Founded in 2019, CEYA’s core business interest is in the focus of urban youth capacity development, including career and skills training development, community social action and advocacy, creative arts and talent development and decent jobs for youth. The mission is to develop new ways of delivering access to learning and career development.

DevelopME Youth

DevelopME Youth is a non-profit organization that fights for equal rights, racial equality, and inclusiveness while helping the younger generation change the world through community involvement, leadership, and self-empowerment. The organization aims to improve and enrich the lives of Black youth by using positive reinforcement to pave the way to success. Through authenticity and transparency, they provide youth with a nurturing environment that is essential to their overall developmental needs. Creating opportunities for educational enrolment, character building, financial sufficiency, meaningful mentorship, and self-empowerment, all while increasing the cultural competence of the organizations they collaborate with to affect change.

Hidaayah House

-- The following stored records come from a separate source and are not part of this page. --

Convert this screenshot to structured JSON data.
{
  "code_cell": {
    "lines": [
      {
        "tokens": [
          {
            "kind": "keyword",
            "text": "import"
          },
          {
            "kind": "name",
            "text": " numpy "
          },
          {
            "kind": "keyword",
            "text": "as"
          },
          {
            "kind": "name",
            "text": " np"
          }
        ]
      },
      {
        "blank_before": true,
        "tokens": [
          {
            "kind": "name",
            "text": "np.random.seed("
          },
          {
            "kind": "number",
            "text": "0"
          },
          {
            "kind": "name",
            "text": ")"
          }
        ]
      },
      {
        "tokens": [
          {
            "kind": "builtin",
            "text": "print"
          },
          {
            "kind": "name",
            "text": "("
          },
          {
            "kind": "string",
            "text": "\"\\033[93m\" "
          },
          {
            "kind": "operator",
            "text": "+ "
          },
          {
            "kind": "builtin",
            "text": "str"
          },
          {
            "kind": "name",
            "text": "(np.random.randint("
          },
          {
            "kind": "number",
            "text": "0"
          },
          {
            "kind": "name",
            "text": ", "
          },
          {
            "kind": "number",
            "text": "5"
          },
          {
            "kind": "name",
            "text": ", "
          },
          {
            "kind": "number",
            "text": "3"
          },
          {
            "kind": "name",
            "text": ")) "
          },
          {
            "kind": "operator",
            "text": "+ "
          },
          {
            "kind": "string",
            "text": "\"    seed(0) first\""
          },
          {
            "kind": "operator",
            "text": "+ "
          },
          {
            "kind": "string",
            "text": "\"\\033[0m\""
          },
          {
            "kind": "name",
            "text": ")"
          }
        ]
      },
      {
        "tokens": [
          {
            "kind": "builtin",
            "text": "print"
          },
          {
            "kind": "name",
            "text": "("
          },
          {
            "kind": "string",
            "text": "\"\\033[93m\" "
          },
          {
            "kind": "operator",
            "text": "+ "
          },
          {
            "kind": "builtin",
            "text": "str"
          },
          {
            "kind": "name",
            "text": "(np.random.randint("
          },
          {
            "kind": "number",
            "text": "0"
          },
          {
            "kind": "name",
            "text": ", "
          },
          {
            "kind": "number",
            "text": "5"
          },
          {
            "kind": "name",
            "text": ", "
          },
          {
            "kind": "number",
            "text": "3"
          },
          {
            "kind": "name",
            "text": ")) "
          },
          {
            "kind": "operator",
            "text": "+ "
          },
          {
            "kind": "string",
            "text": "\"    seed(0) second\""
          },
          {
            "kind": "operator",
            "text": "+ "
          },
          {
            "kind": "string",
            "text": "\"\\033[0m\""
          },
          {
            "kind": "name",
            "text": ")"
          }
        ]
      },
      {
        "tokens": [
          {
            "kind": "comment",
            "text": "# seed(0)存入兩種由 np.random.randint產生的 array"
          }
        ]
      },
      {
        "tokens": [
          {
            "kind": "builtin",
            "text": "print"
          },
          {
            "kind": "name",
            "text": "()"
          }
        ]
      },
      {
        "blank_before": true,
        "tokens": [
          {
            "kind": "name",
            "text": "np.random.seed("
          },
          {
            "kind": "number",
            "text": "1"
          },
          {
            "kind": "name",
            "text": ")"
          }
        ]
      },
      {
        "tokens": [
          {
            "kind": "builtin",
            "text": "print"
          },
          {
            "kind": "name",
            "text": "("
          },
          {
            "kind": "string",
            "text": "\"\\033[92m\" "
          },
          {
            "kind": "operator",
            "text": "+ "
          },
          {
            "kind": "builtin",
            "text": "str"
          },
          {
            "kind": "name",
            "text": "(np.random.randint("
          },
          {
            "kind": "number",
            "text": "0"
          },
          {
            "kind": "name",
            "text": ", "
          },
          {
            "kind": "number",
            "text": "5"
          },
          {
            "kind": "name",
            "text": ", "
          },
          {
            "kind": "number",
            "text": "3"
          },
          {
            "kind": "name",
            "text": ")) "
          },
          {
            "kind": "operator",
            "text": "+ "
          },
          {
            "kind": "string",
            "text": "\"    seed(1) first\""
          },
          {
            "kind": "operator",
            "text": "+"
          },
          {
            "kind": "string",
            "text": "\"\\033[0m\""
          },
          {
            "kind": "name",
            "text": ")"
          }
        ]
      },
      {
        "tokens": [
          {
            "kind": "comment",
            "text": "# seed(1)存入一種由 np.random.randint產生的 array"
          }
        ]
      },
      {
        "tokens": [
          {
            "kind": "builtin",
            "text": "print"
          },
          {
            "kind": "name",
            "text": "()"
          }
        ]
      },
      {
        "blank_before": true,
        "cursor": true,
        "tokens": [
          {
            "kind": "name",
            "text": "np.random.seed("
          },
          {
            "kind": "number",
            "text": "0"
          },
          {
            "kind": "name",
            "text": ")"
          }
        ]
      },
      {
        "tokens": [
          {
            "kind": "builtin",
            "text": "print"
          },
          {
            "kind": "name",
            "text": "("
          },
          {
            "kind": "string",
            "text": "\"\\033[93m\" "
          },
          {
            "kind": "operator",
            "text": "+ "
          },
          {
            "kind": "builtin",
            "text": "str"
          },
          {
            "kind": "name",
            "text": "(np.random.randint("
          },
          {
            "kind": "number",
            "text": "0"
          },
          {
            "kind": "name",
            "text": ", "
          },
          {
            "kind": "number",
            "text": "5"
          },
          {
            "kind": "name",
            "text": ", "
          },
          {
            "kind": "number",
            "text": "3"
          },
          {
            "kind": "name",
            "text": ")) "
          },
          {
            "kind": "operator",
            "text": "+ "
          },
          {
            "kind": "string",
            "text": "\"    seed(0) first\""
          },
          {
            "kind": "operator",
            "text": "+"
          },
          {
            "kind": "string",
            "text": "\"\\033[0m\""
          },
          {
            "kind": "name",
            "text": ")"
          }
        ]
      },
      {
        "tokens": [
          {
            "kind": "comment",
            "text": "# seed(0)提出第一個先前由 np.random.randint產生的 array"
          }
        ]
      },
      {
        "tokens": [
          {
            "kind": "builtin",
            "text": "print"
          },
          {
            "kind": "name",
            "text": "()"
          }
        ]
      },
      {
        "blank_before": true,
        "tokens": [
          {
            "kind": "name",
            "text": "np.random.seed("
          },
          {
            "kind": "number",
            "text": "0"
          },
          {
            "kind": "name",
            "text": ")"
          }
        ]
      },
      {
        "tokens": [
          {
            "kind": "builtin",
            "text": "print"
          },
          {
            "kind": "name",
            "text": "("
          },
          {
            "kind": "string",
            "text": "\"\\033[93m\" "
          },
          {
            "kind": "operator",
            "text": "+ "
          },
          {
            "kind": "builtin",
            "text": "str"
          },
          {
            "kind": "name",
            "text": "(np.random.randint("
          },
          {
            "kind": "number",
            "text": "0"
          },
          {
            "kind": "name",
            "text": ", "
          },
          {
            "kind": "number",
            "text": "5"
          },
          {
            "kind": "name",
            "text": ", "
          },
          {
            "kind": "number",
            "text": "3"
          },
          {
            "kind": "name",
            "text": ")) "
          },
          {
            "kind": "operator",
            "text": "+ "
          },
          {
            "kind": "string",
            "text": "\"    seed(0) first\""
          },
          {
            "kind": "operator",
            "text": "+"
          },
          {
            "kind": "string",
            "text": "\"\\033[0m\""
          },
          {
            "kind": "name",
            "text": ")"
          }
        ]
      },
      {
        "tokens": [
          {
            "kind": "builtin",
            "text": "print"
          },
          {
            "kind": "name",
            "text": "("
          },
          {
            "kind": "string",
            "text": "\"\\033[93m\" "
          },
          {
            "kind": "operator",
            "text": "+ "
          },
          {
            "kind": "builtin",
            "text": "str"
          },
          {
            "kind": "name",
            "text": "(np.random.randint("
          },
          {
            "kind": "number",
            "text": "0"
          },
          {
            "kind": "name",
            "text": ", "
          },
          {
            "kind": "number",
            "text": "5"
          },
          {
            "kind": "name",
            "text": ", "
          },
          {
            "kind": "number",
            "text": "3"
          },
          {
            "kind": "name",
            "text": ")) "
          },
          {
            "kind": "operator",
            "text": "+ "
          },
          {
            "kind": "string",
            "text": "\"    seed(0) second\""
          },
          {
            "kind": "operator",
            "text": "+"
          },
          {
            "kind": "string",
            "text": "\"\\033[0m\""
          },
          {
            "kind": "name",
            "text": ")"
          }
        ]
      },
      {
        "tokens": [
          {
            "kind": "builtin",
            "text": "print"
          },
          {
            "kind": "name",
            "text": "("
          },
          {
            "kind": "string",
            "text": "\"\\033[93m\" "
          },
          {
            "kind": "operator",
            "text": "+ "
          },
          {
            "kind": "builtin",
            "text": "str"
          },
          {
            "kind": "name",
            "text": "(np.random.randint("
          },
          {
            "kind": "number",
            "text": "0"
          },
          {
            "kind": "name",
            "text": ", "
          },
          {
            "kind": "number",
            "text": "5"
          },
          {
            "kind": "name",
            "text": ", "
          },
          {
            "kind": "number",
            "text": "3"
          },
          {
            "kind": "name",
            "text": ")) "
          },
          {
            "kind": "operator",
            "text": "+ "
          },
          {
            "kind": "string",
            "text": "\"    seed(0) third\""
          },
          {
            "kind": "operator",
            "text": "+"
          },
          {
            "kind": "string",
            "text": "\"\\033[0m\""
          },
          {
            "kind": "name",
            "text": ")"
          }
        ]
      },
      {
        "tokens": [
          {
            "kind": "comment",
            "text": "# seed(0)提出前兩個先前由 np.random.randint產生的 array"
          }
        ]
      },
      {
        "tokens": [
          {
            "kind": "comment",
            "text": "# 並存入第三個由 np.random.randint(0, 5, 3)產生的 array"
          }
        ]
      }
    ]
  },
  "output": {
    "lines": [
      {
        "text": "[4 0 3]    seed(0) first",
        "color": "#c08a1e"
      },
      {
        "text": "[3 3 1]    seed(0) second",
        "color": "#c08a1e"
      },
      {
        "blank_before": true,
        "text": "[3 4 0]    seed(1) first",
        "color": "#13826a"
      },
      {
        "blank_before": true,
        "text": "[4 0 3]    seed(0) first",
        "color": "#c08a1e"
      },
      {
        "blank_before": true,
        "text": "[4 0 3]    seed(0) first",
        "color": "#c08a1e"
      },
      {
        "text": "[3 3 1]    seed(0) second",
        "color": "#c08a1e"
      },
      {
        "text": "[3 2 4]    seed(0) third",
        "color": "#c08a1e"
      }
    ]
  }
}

Hidaayah House is one of the most prominent organizations in the city of Toronto that support communities through crisis support, mental health resources, educating youth through workshops, and regular communal events. With a team of trained mental health professionals, and utilizing their own personal lived experiences, many people trust and rely on them to help them gain access to resources they may have not known existed; especially when they need it most. Their long-term goal is to open a community centre for people that need it most and provide them with a sustainable safe space that helps navigate them through tough situations and engage them in positive skill-building activities, led by a diverse group of caring mentors.


NOOR is a Youth-Led initiative created to educate, empower, and unite Black Muslim youth in Toronto. NOOR provides mentorship, guidance, workshops, group talks, and recreational programs through youth-led initiatives while centring creative arts, physical activities, and other interests to promote the youth’s reliance on themselves and their community.

Deluxson (Delux) Yogarajah

Delux has worked in the GTA and in his community of Jane and Finch. Delux is very passionate about the accessibility and advocacy of mental health throughout BIPOC communities. His work with GreenChange and mental health and wellness is amplified through his work at Jane/Finch Centre and the Community Healing Project (CHP). Youth can contact Delux via email

Ayoub Farah

Ayoud is a Black Muslim Youth Worker at the Jane/Finch Centre in collaboration with Islamic Relief Canada, as well as the community safety lead at the Toronto Youth Cabinet, and director of outreach and communications at Hidaayah House. He serves Black Muslim youth predominantly in the northwest area, where he founded the Peace Be project aimed at developing new skills, encouraging youth leadership, and fostering resilience in the youth and within the community.

Jennifer Pagliaro is a Toronto-based crime reporter for the Star. Follow her on Twitter: @jpags